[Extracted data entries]
-=-=-
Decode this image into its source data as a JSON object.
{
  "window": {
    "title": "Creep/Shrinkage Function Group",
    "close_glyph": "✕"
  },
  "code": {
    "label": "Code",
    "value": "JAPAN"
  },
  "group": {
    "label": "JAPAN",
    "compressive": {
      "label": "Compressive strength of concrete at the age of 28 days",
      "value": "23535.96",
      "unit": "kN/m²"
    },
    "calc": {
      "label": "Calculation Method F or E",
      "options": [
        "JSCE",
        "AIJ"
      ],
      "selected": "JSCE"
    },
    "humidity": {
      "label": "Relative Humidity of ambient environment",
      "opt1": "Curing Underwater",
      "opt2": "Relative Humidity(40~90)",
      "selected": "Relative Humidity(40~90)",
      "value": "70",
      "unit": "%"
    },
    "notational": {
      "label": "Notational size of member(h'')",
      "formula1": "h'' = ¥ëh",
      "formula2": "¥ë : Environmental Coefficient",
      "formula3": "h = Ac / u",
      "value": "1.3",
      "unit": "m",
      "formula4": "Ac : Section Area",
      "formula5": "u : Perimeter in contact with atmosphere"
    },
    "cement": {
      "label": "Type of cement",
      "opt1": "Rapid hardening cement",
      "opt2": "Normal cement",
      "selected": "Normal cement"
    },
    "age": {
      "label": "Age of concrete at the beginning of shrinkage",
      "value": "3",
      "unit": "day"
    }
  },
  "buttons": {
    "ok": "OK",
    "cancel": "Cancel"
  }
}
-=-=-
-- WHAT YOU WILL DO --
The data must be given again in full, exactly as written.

-- WRITTEN REPLY --
Decode this image into its source data as a JSON object.
{
  "window": {
    "title": "Creep/Shrinkage Function Group",
    "close_glyph": "✕"
  },
  "code": {
    "label": "Code",
    "value": "JAPAN"
  },
  "group": {
    "label": "JAPAN",
    "compressive": {
      "label": "Compressive strength of concrete at the age of 28 days",
      "value": "23535.96",
      "unit": "kN/m²"
    },
    "calc": {
      "label": "Calculation Method F or E",
      "options": [
        "JSCE",
        "AIJ"
      ],
      "selected": "JSCE"
    },
    "humidity": {
      "label": "Relative Humidity of ambient environment",
      "opt1": "Curing Underwater",
      "opt2": "Relative Humidity(40~90)",
      "selected": "Relative Humidity(40~90)",
      "value": "70",
      "unit": "%"
    },
    "notational": {
      "label": "Notational size of member(h'')",
      "formula1": "h'' = ¥ëh",
      "formula2": "¥ë : Environmental Coefficient",
      "formula3": "h = Ac / u",
      "value": "1.3",
      "unit": "m",
      "formula4": "Ac : Section Area",
      "formula5": "u : Perimeter in contact with atmosphere"
    },
    "cement": {
      "label": "Type of cement",
      "opt1": "Rapid hardening cement",
      "opt2": "Normal cement",
      "selected": "Normal cement"
    },
    "age": {
      "label": "Age of concrete at the beginning of shrinkage",
      "value": "3",
      "unit": "day"
    }
  },
  "buttons": {
    "ok": "OK",
    "cancel": "Cancel"
  }
}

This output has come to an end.